The lines you need are those holding the word "MIOLISTE"; pull them from the material.

++++++++++

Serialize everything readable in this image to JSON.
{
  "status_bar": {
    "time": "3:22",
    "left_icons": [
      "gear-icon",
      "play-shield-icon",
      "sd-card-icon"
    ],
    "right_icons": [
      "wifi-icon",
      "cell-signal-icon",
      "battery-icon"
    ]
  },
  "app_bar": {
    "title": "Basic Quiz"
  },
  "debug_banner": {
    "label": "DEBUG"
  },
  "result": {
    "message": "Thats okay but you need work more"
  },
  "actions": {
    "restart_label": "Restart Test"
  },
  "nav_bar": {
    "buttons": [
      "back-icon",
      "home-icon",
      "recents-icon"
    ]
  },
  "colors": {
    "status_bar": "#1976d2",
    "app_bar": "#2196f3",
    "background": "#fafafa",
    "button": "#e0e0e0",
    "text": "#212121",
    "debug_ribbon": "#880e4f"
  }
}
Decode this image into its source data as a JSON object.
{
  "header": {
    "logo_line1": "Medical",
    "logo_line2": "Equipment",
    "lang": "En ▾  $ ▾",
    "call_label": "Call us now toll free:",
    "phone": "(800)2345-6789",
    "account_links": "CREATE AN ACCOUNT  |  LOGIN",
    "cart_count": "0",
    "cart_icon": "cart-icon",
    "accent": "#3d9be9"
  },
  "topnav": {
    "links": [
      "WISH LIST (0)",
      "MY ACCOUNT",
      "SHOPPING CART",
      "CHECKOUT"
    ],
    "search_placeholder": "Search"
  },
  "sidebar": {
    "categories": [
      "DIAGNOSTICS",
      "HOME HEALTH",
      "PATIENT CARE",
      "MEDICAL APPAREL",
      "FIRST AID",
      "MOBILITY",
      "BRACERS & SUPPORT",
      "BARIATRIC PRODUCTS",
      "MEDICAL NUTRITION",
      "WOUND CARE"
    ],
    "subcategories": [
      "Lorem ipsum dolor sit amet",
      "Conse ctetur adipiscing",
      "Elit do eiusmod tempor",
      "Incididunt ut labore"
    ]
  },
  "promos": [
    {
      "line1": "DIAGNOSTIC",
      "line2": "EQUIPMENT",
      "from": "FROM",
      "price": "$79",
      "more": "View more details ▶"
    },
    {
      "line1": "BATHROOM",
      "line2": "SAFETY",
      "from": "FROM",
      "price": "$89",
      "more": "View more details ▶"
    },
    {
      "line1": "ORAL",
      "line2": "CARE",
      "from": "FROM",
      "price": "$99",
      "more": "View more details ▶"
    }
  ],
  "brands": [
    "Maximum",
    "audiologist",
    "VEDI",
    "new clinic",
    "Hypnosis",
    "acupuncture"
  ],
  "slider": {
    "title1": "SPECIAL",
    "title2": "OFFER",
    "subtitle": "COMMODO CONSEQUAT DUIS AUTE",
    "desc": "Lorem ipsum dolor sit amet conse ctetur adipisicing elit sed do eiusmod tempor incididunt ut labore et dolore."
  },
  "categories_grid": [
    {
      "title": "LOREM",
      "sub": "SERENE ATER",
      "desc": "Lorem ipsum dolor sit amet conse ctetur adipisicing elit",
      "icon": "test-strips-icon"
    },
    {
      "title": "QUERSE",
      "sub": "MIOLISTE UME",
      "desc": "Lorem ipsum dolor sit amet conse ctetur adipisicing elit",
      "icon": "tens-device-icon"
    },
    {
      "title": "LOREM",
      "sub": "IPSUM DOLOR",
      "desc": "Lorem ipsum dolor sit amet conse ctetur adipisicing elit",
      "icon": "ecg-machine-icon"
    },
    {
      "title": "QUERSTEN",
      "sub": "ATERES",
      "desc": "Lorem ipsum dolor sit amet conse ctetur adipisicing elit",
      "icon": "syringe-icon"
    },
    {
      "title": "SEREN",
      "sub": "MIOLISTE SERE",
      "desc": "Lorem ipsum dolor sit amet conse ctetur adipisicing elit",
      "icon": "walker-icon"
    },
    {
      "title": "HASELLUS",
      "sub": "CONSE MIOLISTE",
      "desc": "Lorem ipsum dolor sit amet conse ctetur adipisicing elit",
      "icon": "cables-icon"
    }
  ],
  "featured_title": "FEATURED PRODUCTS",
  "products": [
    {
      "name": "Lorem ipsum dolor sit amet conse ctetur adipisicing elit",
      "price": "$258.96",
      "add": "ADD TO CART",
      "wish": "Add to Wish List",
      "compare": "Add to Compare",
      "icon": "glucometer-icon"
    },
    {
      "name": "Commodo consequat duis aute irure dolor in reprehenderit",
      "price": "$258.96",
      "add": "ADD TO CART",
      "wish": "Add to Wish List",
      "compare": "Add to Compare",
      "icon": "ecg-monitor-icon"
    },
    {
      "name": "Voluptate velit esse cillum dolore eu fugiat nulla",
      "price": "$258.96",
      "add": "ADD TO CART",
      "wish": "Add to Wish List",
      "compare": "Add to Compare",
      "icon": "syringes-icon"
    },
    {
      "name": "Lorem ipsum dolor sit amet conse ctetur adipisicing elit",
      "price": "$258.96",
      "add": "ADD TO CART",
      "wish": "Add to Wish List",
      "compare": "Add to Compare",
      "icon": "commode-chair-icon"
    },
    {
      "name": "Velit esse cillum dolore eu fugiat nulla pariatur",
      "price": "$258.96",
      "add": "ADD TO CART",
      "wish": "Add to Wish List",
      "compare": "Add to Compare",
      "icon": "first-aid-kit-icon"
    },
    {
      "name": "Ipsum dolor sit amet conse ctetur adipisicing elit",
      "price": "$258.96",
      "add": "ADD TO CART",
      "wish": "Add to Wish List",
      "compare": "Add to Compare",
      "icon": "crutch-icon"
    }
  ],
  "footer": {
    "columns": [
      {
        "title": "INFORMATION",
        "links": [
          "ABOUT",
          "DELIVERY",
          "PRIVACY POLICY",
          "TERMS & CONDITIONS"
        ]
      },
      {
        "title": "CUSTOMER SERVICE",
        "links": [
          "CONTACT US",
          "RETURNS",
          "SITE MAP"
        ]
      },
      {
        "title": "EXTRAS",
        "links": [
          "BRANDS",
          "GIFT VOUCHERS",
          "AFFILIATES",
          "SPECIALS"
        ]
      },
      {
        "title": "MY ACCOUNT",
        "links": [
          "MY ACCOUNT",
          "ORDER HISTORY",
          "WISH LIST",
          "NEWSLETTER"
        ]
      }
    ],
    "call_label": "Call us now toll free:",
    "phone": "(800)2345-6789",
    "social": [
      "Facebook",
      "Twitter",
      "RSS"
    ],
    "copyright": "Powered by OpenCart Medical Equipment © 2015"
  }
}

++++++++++

**Solution to the exercise:**
      "sub": "MIOLISTE UME",
      "sub": "MIOLISTE SERE",
      "sub": "CONSE MIOLISTE",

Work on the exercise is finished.